Standard Grade Geography. Introduction to Glaciation. Physical Landscapes - Glaciation. In this topic you will learn about: What glaciers are and how they have shaped the landscape The processes that create glacial features including plucking, abrasion and freeze-thaw weathering
Download Policy: Content on the Website is provided to you AS IS for your information and personal use and may not be sold / licensed / shared on other websites without getting consent from its author.While downloading, if for some reason you are not able to download a presentation, the publisher may have deleted the file from their server.
Introduction to Glaciation
In this topic you will learn about:
Leave a page for your cover page. Copy the list above into your jotter.
The ice age was a period of time when the temperature was much colder than it is today and large areas of land and water were covered in ice. The last ice age ended 10,000 years ago.
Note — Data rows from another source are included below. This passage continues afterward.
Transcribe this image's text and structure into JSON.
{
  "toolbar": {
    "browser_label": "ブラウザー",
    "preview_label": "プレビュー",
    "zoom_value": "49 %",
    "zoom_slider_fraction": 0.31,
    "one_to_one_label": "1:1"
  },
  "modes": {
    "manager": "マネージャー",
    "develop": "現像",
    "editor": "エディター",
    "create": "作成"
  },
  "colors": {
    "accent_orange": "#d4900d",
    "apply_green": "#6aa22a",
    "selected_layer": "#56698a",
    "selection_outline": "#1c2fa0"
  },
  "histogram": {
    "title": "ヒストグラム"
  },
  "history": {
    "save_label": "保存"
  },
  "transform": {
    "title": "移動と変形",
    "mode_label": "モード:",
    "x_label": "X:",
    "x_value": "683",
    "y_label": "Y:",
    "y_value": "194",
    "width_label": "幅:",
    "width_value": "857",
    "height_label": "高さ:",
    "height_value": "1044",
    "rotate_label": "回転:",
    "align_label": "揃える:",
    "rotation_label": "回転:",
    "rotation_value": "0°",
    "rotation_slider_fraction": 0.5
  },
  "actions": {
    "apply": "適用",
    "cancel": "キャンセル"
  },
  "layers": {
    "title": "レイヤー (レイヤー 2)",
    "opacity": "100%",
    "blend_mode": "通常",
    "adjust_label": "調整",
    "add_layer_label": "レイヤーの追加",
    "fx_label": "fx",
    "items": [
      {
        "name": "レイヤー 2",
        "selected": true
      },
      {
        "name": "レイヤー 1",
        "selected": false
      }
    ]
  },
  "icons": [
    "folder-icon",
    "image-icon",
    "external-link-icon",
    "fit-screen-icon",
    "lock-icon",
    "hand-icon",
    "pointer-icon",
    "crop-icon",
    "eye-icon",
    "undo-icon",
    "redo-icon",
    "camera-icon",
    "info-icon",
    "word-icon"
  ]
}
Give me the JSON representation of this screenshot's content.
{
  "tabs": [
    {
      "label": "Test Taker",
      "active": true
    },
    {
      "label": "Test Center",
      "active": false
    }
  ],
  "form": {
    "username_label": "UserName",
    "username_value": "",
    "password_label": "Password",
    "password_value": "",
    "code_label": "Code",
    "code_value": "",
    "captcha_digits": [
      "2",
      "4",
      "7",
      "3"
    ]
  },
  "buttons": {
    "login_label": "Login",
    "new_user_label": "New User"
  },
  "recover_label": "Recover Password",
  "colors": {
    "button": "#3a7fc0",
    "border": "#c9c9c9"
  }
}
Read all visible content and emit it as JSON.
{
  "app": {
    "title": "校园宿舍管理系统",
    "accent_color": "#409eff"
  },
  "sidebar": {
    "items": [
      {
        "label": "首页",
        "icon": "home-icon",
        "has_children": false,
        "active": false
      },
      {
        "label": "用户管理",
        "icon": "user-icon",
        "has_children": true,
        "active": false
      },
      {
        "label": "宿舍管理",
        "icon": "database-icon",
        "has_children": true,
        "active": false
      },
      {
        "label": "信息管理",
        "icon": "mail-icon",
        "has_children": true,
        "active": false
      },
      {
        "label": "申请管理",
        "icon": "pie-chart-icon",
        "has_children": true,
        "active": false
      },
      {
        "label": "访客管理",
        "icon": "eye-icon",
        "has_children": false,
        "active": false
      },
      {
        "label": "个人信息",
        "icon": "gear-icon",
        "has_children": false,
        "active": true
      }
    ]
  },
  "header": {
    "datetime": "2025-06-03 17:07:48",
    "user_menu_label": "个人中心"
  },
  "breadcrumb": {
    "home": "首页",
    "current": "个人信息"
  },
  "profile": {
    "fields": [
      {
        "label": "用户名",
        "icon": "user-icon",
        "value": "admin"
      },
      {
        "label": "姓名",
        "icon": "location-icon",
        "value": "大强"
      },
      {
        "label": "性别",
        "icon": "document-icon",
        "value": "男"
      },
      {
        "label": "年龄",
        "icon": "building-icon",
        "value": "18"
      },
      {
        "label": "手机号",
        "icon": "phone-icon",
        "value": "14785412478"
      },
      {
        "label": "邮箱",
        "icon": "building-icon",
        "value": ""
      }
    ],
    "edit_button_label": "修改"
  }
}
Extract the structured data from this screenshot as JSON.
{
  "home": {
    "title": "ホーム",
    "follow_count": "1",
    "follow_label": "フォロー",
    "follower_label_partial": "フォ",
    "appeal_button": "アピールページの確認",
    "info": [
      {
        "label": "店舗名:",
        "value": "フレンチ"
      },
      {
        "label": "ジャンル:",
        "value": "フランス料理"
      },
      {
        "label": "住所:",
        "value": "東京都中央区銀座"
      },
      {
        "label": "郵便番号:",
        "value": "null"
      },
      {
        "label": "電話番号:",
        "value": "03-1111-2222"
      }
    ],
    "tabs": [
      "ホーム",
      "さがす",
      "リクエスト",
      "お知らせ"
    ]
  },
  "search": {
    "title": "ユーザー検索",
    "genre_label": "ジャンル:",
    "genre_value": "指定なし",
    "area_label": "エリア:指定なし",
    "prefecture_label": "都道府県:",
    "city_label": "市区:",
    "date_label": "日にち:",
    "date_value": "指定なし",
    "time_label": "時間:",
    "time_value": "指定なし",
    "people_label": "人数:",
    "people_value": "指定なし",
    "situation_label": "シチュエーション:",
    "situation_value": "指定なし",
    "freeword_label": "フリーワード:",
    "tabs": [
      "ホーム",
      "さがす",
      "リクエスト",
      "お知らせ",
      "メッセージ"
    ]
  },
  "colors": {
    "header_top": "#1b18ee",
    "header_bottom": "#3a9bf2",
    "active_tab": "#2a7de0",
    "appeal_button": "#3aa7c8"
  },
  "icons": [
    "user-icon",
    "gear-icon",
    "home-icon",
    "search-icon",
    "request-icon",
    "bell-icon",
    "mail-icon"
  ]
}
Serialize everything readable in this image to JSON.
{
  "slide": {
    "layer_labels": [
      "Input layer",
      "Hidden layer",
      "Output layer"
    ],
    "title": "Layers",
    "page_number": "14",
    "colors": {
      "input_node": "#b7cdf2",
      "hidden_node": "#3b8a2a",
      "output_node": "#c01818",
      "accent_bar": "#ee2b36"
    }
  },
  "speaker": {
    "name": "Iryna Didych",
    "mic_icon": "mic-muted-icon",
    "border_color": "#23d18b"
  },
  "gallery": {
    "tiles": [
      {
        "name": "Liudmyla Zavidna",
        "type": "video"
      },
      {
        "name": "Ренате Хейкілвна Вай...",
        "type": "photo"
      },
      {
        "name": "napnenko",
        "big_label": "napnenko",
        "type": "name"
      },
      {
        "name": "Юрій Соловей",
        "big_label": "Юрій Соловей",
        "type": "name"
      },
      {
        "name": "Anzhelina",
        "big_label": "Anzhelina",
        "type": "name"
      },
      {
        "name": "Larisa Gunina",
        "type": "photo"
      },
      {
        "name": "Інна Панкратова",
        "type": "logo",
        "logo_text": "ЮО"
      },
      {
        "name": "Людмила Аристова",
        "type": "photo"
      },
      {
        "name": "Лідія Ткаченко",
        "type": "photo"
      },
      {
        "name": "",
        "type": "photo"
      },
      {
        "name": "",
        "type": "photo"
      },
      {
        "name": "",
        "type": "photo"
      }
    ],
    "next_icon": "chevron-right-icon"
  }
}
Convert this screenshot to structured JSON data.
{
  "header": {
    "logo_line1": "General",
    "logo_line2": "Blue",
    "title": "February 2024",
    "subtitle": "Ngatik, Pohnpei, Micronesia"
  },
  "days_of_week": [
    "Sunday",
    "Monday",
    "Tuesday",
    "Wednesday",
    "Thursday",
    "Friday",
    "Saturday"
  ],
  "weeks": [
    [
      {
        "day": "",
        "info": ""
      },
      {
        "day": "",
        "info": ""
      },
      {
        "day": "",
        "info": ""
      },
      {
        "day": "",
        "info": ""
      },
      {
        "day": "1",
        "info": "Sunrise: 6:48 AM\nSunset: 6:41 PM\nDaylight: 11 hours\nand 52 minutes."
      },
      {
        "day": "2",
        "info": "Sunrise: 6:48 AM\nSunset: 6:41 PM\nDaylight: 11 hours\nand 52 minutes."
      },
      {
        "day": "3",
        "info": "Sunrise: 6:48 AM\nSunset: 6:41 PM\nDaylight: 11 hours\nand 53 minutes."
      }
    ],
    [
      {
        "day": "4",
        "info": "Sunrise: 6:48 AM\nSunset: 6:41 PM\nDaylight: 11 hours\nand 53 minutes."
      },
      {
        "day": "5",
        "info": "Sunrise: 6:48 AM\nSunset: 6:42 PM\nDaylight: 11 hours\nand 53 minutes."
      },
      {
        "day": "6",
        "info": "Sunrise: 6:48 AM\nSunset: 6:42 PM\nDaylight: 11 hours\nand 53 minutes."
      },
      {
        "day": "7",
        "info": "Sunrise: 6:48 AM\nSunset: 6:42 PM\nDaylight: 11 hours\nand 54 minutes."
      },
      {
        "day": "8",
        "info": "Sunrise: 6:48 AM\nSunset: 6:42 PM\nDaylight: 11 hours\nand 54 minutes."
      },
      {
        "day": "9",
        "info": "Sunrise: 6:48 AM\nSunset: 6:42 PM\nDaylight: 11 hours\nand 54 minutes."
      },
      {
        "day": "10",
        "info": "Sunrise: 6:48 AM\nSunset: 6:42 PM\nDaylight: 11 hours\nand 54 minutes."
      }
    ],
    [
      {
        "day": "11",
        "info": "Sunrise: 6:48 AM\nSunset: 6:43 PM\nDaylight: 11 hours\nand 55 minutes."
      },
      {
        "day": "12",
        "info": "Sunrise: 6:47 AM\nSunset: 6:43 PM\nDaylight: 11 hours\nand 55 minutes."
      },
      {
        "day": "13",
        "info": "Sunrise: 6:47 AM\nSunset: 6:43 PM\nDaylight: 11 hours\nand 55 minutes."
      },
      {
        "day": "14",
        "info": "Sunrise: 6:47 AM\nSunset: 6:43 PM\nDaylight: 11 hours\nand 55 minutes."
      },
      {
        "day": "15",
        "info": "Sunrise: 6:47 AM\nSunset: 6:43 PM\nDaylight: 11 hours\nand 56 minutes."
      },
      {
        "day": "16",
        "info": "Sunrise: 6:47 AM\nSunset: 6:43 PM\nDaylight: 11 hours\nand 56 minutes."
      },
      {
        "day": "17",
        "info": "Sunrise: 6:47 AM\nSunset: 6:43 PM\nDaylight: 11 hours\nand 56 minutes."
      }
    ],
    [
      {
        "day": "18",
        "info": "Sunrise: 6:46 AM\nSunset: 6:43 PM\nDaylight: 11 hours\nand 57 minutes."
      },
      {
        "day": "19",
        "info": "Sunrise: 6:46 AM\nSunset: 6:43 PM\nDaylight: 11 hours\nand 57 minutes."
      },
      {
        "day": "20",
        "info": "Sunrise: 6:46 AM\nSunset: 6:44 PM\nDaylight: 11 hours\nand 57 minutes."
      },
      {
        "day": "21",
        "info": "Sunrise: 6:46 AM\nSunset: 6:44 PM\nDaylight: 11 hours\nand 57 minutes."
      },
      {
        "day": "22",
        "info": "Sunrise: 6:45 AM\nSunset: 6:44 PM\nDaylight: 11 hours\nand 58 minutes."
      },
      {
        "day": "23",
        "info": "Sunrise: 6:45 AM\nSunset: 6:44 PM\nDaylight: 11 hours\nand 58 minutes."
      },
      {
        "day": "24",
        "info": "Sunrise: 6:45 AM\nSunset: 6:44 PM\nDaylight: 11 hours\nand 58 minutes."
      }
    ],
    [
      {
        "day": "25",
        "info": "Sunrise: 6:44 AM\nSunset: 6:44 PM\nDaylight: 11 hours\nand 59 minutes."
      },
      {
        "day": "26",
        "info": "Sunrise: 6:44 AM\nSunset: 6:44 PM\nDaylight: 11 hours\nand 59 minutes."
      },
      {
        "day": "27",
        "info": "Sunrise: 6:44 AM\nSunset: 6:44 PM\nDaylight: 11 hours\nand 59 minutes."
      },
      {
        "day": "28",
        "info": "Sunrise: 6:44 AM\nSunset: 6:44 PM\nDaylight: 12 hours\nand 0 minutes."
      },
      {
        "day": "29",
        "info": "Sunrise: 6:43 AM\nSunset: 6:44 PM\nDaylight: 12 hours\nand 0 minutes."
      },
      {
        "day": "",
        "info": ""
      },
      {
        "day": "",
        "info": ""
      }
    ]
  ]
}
During the Ice Age, ice spread out from the poles of the Earth. At the same time, heavy snow fell over the mountains of Britain and Europe. The snow didn’t melt and gradually turned into large rivers of ice called glaciers. These glaciers helped to change the landscape.
During the last ice age, ___________________ years ago, many areas of the world were __________ covered in ice, including much of the UK. In upland area, as more _____ falls it slowly becomes _____________ to form ____. Eventually the whole of ____________ _____________ was covered by a massive _____ ________. In areas of lower ground it just formed in valleys as ________. These bodies of ice moved ____________ shaping the landscape.
Northern Britain glaciers downhill
permanently ice 2 million to 10,000
ice sheet snow compressed
During the last ice age, 2 million to 10,000 years ago, many areas of the world were permanently covered in ice, including much of the UK. In upland area, as more snow falls it slowly becomes compressed to form ice Eventually the whole of Northern Britain was covered by a massive ice sheet. In areas of lower ground it just formed in valleys as glaciers. These bodies of ice moved downhill shaping the landscape.
Like a river, a glacier works as a system with inputs, processes and outputs.
When the glacier melts, it is called ablation. Ablation is higher in summer when the glacier melts.
The glacier grows when there is higher accumulation than ablation. Usually happens in winter
Accumulation > Ablation = Glacier advances
Accumulation < Ablation = Glacier retreats
There are four main agents of erosion:
Only moving ice does not effect the British Isles today – yet it has had the greatest effect on the landscape in the past.
Rain, melted ice or snow
1. Water fills a crack in a rock
2. The water freezes and the crack expands
3. Repeated expansion and contraction weakened the rock and jagged bits break off.
Copy the definition of Freeze-thaw
Task: Copy the definition of ‘Plucking’
Task: Copy the definition of ‘Abrasion’
Occurs at the top of the mountain and provides the glacier with the broken rock it uses to erode
Takesplace at the back of the hollow as the glacier ice removes rock
Takes place at the base of the hollow as the glacier scours and scrapes the rock